It doesn’t take much of a stretch these days to present poker as the new theatre, and on the Italian Riviera today, tournament organisers went the whole hog and deposited the last three tables of EPT San Remo on a stage.
As we culled 24 runners to a final eight, players, supporters, media and staff trod the boards in an eerie silence and an atmosphere of absurdity worthy of Beckett. Sixteen were certain to perish and all we needed to know was their identities. Born astride of a grave, their last yelp echoed with a chill around an empty auditorium.
But enough of the dramatics. What about the game? OK, OK, here’s how the day ended and the names of our final eight:
Jakob Carlsson, Sweden, 13,525,000
Toni Pettersson, Finland, 5,035,000
Michael Piper, UK, 4,600,000
Claudio Piceci, Italy, 4,460,000
Liv Boeree, UK, 3,440,000
Atanas Georgiev, Bulgaria, 2,520,000
Alexey Rybin, Russia, 1,890,000
Giuseppe Diep, Italy, 1,830,000
That list is most notable firstly for the name at its summit, secondly for one about half way down and lastly for one who is missing.
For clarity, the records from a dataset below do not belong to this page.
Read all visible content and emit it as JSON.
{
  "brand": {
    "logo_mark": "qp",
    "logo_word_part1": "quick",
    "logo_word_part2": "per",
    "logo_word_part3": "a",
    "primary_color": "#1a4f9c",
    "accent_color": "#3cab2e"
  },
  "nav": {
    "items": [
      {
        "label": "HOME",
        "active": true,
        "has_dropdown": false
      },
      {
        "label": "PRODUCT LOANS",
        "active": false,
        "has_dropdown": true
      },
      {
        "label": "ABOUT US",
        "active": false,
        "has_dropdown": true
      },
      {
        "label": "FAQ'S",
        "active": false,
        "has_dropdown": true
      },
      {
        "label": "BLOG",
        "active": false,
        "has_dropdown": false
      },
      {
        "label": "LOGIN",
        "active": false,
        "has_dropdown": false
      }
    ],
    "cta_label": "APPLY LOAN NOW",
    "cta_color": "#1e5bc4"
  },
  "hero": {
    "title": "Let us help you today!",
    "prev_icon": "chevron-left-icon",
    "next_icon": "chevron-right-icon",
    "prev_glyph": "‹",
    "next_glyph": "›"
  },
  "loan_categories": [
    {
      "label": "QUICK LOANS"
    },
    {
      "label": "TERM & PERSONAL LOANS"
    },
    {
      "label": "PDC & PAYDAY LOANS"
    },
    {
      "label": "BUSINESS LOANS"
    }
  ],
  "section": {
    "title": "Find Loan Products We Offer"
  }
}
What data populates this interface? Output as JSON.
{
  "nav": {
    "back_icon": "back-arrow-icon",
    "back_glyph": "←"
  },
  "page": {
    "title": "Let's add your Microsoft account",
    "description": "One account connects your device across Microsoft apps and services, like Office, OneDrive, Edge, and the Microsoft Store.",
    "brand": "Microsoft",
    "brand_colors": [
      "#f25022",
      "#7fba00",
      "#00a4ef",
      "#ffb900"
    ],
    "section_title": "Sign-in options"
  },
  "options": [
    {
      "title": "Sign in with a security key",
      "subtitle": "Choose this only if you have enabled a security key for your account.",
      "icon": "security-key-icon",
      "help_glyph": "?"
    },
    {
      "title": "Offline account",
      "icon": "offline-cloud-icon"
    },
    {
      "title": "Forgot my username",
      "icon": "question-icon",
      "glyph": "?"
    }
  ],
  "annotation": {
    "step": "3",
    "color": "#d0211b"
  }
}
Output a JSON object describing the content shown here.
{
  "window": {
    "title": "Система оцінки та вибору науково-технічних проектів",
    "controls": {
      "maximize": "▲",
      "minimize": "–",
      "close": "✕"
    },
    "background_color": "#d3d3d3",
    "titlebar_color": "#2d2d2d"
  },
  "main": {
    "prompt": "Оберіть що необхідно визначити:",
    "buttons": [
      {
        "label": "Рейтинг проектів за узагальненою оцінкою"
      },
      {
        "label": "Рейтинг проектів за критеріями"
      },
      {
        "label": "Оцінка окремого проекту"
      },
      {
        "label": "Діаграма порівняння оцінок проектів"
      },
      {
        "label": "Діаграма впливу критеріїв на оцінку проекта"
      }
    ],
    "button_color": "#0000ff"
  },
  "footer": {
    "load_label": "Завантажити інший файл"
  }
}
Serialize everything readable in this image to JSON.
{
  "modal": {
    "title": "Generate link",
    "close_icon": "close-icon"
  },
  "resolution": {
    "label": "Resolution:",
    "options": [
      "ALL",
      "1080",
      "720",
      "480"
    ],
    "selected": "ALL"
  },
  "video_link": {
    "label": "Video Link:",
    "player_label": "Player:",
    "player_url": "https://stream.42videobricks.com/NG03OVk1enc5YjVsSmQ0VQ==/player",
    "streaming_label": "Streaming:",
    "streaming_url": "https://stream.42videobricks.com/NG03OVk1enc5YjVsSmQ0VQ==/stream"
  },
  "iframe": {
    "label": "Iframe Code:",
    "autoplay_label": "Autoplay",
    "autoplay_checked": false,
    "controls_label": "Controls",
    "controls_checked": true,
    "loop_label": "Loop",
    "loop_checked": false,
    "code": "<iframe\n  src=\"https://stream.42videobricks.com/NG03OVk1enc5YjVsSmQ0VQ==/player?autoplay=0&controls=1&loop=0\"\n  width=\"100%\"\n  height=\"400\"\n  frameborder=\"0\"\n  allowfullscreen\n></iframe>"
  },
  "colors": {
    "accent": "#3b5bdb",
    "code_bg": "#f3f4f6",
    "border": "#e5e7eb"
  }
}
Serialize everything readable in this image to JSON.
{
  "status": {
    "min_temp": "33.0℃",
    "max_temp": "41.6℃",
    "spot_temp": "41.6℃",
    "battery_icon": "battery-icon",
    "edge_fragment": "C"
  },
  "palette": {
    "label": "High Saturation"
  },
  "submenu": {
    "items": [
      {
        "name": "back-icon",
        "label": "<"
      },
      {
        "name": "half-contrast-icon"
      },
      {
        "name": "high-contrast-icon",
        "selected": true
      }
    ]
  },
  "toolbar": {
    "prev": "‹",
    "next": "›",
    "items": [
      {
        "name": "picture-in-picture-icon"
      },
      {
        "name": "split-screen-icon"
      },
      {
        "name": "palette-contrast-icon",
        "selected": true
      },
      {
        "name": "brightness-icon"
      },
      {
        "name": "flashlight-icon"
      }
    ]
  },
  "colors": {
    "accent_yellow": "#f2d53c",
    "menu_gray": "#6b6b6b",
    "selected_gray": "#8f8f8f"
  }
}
Jakob Carlsson (formerly known as “Karlsson”) was the chip leader at the end of day three but has endured more highs and lows since then than even the most tortured tragic hero.
He was all in during the first level and survived, then he built his stack back up to monstrous proportions. Then he had queens cracked by Alexey Rybin’s 3♥4♥ when a flush rivered and was back among the pack once more.
Carlsson hung in there and continued the fight until he entered another massive pot against Rybin with pocket queens. This time he had flopped a set, but Rybin had flopped a straight with J♣9♣. But the last laugh went to Carlsson as he rivered a full house and became the first player into eight figures. He leads the way with 13,525,000 tomorrow.
In the chasing pack is Liv Boeree. In Shakespeare’s Twelfth Night, a character named Olivia begins in mourning for her brother, rebuffs the advances of a duke, falls in love with a woman dressed as a man and then accidentally marries “his” brother, ending happily ever after.
For her namesake, better known by the diminutive “Liv”, it was a little more straightforward, but no less of a thrill ride. Ms Boeree, from the United Kingdom, fell particularly in love with two kings and got most of her sizeable stack in the middle behind them, slaying the young knave Per Linde from Sweden and his pocket jacks.
That was the biggest pot Boeree played today, although she hardly retired to the footlights. She remained active throughout and has already turned in the most profitable performance of her fledgling career. She is now well set to make a charge at the citadel occupied only by the Team PokerStars Pro duo of Vicky Coren and Sandra Naujoks. Women champions on the EPT are few, but they are good company.
To continue a Shakespearean theme: at the beginning of the day, the centre of attention was a young fellow from Copenhagen. In Austria a fortnight ago, Allan Baekke had become the crown prince of the EPT with a win at the inaugural Snowfest. Coming into the penultimate day of this tournament, Baekke was again atop a golden throne. He led day four and was in search of an elusive double. No one has ever won two EPT main events before, let alone consecutive tournaments, yet here was the man with the perfect name for the Baekke-to-Baekke accomplishment sitting in pole position.
As it happened, he perished like that other young prince from Copenhagen. Betrayed not by a fatal flaw nor by a jealous family, he instead was abandoned by the deck. Baekke was characteristically forthright in his game, typically impeccable in his manners. But card dead is card dead and Baekke went out in 12th. Alas, we knew him well.
Baekke finds his name on the list of prizewinners so far, alongside, incidentally, all other players who started today in the top six, and eight of the overnight top ten. They all missed out on the final.
See how they perished, hack-by-hack, stab-by-stab, with our level-by-level (almost) hand-by-hand coverage at the following links:
Tomorrow, we will have a cast featuring a handful of good Shakespearean names (a Claudio, a Toni and a Guiseppe), an Olde English moustache (on the face of Michael Piper) and an Atanas (difficult to work with). Join us to see what dreadful analogy we can spin out of that lot.
All photographs are ©Neil Stoddart.
Exeunt, pursued by a bear.